Some financial services have begun to implement solutions to determine if there’s racial bias in lending and credit rating practices – and it may be applicable to the P&C industry.
New research by the Casualty Actuarial Society looks to address the potential implications of racial bias in insurance pricing and guide the industry towards proactive solutions.
“We looked to other financial services industries that have implemented a variety of solutions to address racial bias. Specifically, we looked at mortgage lending, personal lending, commercial lending and the underlying credit scoring systems. And we hope to learn more about those practices to see what we could take away to help inform the insurance industry,” Mallika Bender, CAS fellow and contributing researcher, said in a press briefing.
First, the research in other financial service areas notes the homeownership and wealth disparity between white and minority consumers is a result of the “long history of explicitly racist practices in the real estate and mortgage industries.”
CAS research noted uses of match pair testing to measure home loan practices. They uncovered significant differences in loan rejection rates by race. In one graph, match-pair testing shows that 96% of non-minorities interested in a mortgage were encouraged to apply, compared to only 80% of minorities.

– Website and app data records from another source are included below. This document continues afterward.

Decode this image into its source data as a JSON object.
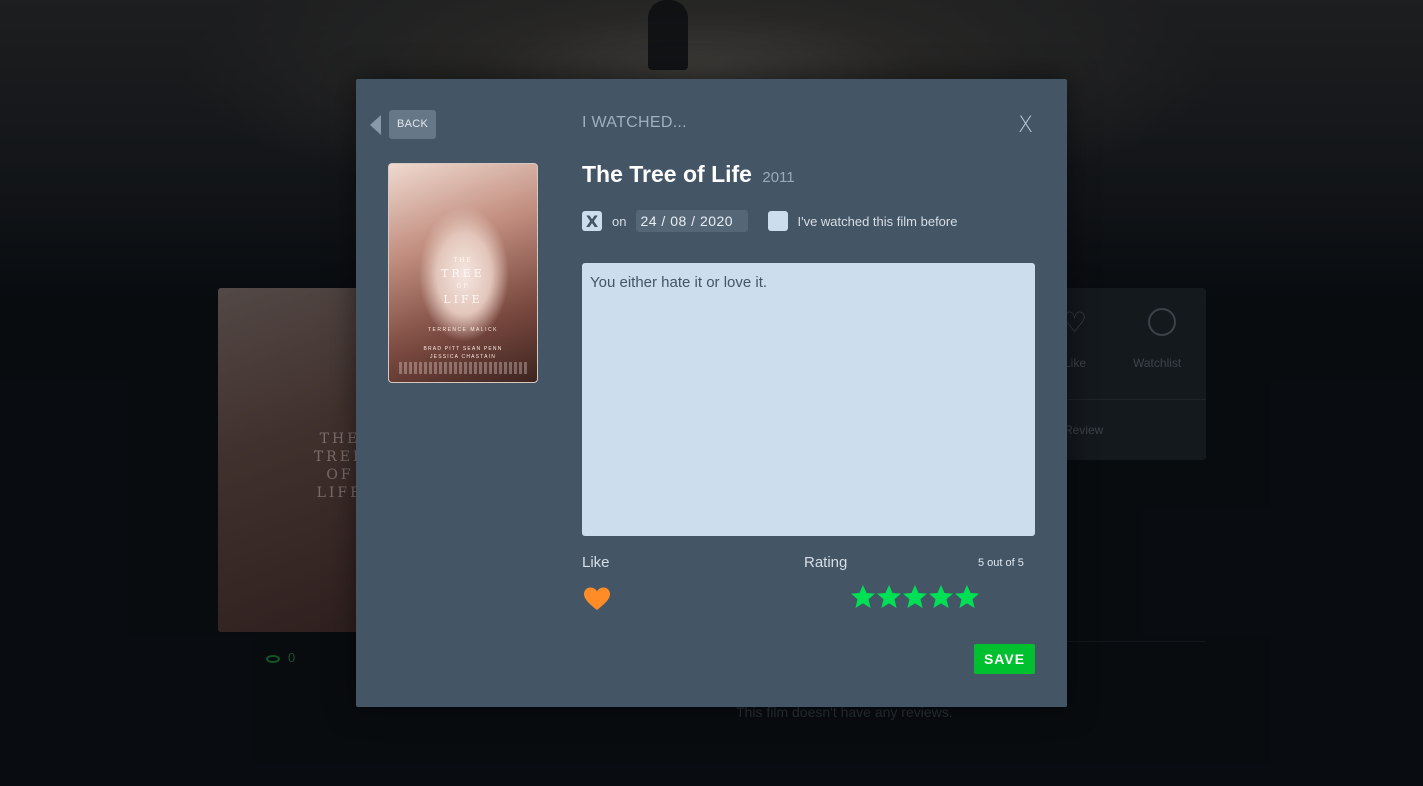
{
  "background": {
    "poster_text": [
      "THE",
      "TREE",
      "OF",
      "LIFE"
    ],
    "actions": {
      "like_label": "Like",
      "watchlist_label": "Watchlist",
      "review_label": "Review"
    },
    "views_count": "0",
    "no_reviews": "This film doesn't have any reviews."
  },
  "modal": {
    "back_label": "BACK",
    "heading": "I WATCHED...",
    "close_label": "X",
    "film": {
      "title": "The Tree of Life",
      "year": "2011"
    },
    "poster": {
      "title_small_top": "THE",
      "title_line1": "TREE",
      "title_small_mid": "OF",
      "title_line2": "LIFE",
      "credit": "TERRENCE MALICK",
      "cast_line1": "BRAD PITT      SEAN PENN",
      "cast_line2": "JESSICA CHASTAIN"
    },
    "date_checked_mark": "X",
    "on_label": "on",
    "date_value": "24 / 08 / 2020",
    "rewatch_label": "I've watched this film before",
    "review_text": "You either hate it or love it.",
    "like_label": "Like",
    "liked": true,
    "rating_label": "Rating",
    "rating_value_text": "5 out of 5",
    "rating": 5,
    "save_label": "SAVE",
    "colors": {
      "modal_bg": "#445566",
      "heart": "#ff8c26",
      "star": "#00e054",
      "save": "#00c030",
      "textarea_bg": "#ccddee"
    }
  }
}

Image by Casualty Actuarial Society: APPROACHES TO ADDRESS RACIAL BIAS IN FINANCIAL SERVICES: LESSONS FOR THE INSURANCE INDUSTRY
These outcomes pose the question of whether match pair testing can be used in P&C insurance “to identify racial bias in underwriting, marketing or claims practices for personal insurance,” the paper reads.
On top of match pair testing, governments have intervened – such as the Housing Finance Agency (HFA) loans in the U.S. – to make housing more affordable, in an effort to address institutional bias. However, the paper concludes that governmental solutions alone cannot fix the problem.
Personal and commercial lending also poses a major problem for minorities.Hispanic and Black individuals are more likely to be “unbanked” or “underbanked” than white individuals and Black-owned businesses face similar results.
Racial bias can be found in credit algorithms, face-to-face lending and access to banking, but the paper suggests ways to mitigate these biases through a few methods, namely AI.
Some lending products use AI to improve fairness. The paper notes this could have practical uses for “ratemaking and many other applications in the insurance industry.” But researchers note there is a potential for the AI to become biased itself.
Other solutions for personal and commercial lending include Community Development Financial Institutions (CDFI), which revitalize low-income and minority communities through investments.
However, CDFIs have not entirely eliminated disparities that impact Black-owned businesses. “These disparities widened during the COVID-19 pandemic,” according to the research, which shows Black-owned businesses are more likely to receive loan denials and higher interest rates for accepted loans.
“The insurance industry may benefit from considering a multi-party approach to identify and address potential issues of racial bias in insurance practices,” the research suggests.
Credit scoring also suggests a major disparity between minorities and non-minorities. Previous research finds Black and Hispanic populations have a higher rate of no credit history and unscored credit records, making them unable to access loans.
One potential solution to racial bias in credit scoring is the use of “alternative data,” like rental payments, utility payments and affiliation with community groups to determine credit algorithms.
The researchers note this type of data results in higher acceptance rates for loan applications among all, including minorities – it led to a 22% increase in acceptance rates for Hispanic consumers, 21% for Black consumers, 14% for Asian consumers and around 8% for White consumers. Credit bureaus like Equifax, Experian and TransUnion have already begun using alternative data.
During the press briefing, the researchers noted that “we were looking to see what lessons we could learn for the insurance industry and there are some clear parallels between issues covered in this research and what we’re seeing going on in the insurance industry,” Bender says.
Even though insurance companies alone are not responsible for some of these societal issues, “what role do insurance companies play in addressing the issue?” the researchers pose.
Mosley notes regulators are considering actions to prohibit certain practices or certain rating factors or looking for additional monitoring and controls on data and controls on modeling practices.
One area in P&C insurance could be a source for unintended bias, the researchers noted. A main underwriting consideration in determining if a home is insurable is the “maintenance and upkeep of the home.”
“What if the reason that the electrical system and roof have not been updated is because the homeowner did not have the resources to pay for these updates, or financial institutions were less willing to lend money to the homeowner to make these updates?” the researchers pose in the paper.
“In this case, the insurance industry is not intentionally biased against areas, but simply reacting to data. But there could be some unintentional bias given that areas that historically were redlined could possibly be charged more based on the condition of the home,” said Roosevelt Mosley CAS fellow and researcher in the press briefing.